Improved relationships, health, and performance, as well as happiness, are all associated with the simple act of gratitude. So how can we incorporate gratitude into lives? Every day, we can aim to take every opportunity to express gratitude to others. We can also try to take time to appreciate things in life, whether it’s an extravagant gift or a perfectly satisfying cup of coffee.
Here are two concrete ways to increase your own sense of gratitude:
1. The Three Blessings Exercise: Before you go to sleep each night, write down three good things that happened during the day—anything from achieving a goal to enjoying your breakfast. Then, reflect on why that happened—perhaps your family helped out so you could have more time to work, or maybe your roommate bought fresh fruit for your breakfast.
2. A Gratitude Visit: Compose a letter to someone to whom you are grateful, but who you may not have properly thanked. Describe your gratitude in detail, lingering on specific details and the impact, however small or large, that these people have had on your life. You don’t even need to send the letter or call the person in question to feel the positive effects of gratitude for yourself. But if you’re feeling brave, mailing them the letter—or even better, reading it out to them—would be a truly wonderful act of kindness. I’m sure that they would be grateful as well.
Gratitude can improve our own mental and physical well-being, but it also helps others, allowing others to feel appreciated. In honor of Thanksgiving, a holiday that prompts us to focus on what we are grateful for, I will continue my mother’s tradition for myself and my daughters.

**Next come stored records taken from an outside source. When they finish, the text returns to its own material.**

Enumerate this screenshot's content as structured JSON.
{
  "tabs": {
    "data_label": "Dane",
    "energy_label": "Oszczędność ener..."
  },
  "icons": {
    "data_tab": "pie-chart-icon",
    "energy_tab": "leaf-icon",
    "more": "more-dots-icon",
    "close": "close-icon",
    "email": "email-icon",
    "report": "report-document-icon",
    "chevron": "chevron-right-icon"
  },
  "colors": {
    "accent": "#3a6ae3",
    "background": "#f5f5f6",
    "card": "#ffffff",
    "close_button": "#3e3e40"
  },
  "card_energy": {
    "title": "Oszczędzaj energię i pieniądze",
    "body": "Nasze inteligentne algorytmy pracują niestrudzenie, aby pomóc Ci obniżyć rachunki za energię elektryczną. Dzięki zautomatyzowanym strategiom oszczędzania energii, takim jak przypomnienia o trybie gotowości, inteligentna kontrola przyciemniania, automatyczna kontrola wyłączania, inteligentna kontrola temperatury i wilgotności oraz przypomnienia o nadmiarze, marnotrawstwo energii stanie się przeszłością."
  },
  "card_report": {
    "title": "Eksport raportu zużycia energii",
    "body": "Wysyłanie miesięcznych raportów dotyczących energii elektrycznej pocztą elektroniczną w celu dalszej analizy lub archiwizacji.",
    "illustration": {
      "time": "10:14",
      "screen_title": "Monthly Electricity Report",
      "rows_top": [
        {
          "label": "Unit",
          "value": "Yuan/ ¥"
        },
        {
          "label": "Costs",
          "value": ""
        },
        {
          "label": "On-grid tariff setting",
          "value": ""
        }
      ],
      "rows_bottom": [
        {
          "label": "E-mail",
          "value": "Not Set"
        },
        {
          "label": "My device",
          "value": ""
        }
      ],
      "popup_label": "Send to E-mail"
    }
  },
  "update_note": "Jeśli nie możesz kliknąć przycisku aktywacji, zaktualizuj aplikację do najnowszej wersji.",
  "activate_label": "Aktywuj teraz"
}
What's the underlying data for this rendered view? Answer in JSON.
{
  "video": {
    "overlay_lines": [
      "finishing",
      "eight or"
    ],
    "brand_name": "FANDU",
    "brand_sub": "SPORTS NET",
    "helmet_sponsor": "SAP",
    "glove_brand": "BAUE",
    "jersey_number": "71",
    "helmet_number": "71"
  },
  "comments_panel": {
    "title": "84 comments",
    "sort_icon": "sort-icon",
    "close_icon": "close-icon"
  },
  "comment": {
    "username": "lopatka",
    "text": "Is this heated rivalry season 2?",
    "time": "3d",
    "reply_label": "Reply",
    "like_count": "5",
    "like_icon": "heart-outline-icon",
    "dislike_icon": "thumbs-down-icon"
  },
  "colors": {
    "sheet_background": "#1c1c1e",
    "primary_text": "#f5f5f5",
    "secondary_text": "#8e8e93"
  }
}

I hope you are inspired to do the same!
Jonathan Fader, Ph.D., is a psychologist and an assistant professor of family medicine at the Albert Einstein College of Medicine.